Embedded vision was absolutely EVERYWHERE at EW, as were voice-controlled front-ends for consumer devices. Vision and voice are key drivers for the home market – and it’s a sector that looks set to grow and grow as consumers get wise to the convenience of smart gadgets, particularly those offering an intuitive user experience, seamlessly integrated with our lifestyles.
As testament to the fact that we’re all getting used to barking commands at inanimate objects, I spotted a number of products – such as the NXP i.MX-RT106A crossover processor – running keyword spotting on an Arm Cortex-M7. Offline command recognition and sound classification are big news for edge devices: there are significant benefits to be gained from on-device processing, not least in terms of latency and security. And if you can do all that on a tiny little Cortex-M, well … so much the better.
Dylan and a colleague have fun with gesture recognition

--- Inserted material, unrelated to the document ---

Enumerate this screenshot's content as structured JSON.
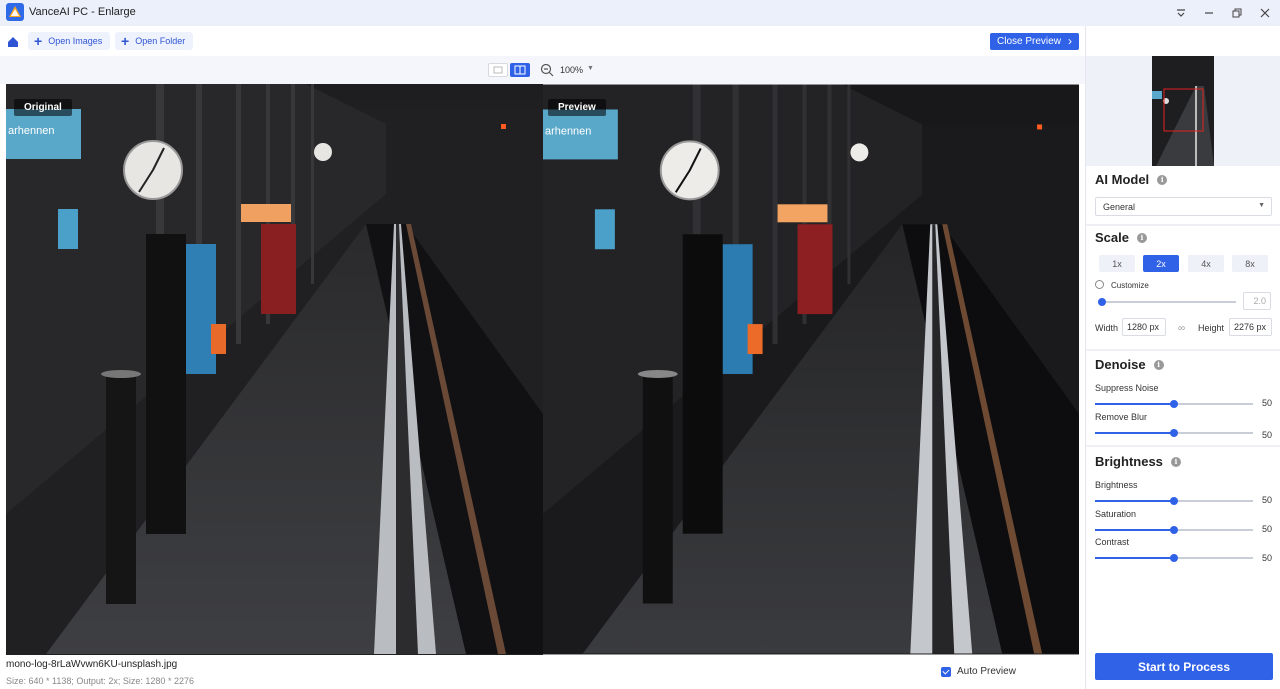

Not only was there more on-device learning in evidence, there was also an increasing migration of functionality from the cloud to the edge device – moving from simple keyword spotting, for example, to automatic speech recognition, enabling devices to recognize a wider range of commands, from, "Turn up the volume" to, "Set the temperature to 68 degrees".

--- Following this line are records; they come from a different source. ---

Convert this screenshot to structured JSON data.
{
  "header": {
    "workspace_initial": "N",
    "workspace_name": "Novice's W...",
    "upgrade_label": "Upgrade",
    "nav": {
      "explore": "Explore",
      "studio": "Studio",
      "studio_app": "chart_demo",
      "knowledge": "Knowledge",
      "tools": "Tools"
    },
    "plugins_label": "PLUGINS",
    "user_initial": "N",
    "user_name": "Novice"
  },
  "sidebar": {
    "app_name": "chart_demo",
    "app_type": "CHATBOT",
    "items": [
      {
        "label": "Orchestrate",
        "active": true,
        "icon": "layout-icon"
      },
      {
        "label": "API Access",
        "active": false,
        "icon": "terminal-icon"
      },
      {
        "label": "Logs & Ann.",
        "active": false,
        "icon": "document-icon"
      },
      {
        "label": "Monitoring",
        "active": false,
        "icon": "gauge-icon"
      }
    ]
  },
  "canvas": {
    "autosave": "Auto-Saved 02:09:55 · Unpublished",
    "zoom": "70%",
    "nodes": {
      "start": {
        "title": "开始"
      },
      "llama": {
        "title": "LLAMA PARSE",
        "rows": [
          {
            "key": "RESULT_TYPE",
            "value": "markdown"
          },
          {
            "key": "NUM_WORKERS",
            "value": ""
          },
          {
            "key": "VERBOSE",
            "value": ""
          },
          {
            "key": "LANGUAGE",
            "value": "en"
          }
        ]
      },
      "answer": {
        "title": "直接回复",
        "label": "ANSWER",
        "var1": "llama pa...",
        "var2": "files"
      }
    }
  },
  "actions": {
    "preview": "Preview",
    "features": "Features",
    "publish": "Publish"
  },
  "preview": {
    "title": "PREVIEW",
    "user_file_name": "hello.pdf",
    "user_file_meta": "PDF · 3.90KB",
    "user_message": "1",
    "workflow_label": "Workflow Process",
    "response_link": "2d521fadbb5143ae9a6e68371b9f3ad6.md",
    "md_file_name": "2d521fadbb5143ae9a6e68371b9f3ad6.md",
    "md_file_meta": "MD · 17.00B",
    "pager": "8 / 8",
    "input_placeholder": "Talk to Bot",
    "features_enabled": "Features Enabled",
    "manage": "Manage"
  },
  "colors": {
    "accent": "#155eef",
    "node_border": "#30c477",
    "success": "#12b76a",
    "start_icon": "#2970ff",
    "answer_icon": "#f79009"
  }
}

Perhaps as reinforcement of this move to the edge, there was a number of companies – Arm included – showing platforms that reduce the barriers to developing edge AI. (At this point, it behooves me to give a shout out to Arm NN. In case you’re not familiar with it, it’s an open-source, common software framework that bridges the gap between the NN frameworks edge developers want to use with the underlying processors on their platform. If you’re interested in giving it a try, you can find Arm NN ‘how to’ guides on our ML Developer Community site.)
At an event dedicated to embedded processing, a session about Machine Learning on Arm Cortex-M was bound to go down a storm, and Arm’s very own Naveen Suda took to the stage to discuss methods for NN architecture exploration using image classification on a CIFAR-10 dataset and the development of models for constrained devices. (If that sounds like your sort of thing, you can find out more by watching the related on-demand webinar or downloading the ML on Arm Cortex-M Microcontroller white paper).
In conclusion, based on the buzz at the event, I anticipate a continued increase in the number of use cases for device-based ML, particularly around the ‘three Vs’ of voice, vision and vibration. ML is no longer the preserve of high-end, or cloud-based, applications; embedded software developers already have the tools they need to start making their systems smarter. Aside from a renewed love of pasta, Embedded World gave me an exciting insight into the trajectory of embedded ML – and it’s most definitely edge-bound.
Dylan presents the Cortex-M-based image classification game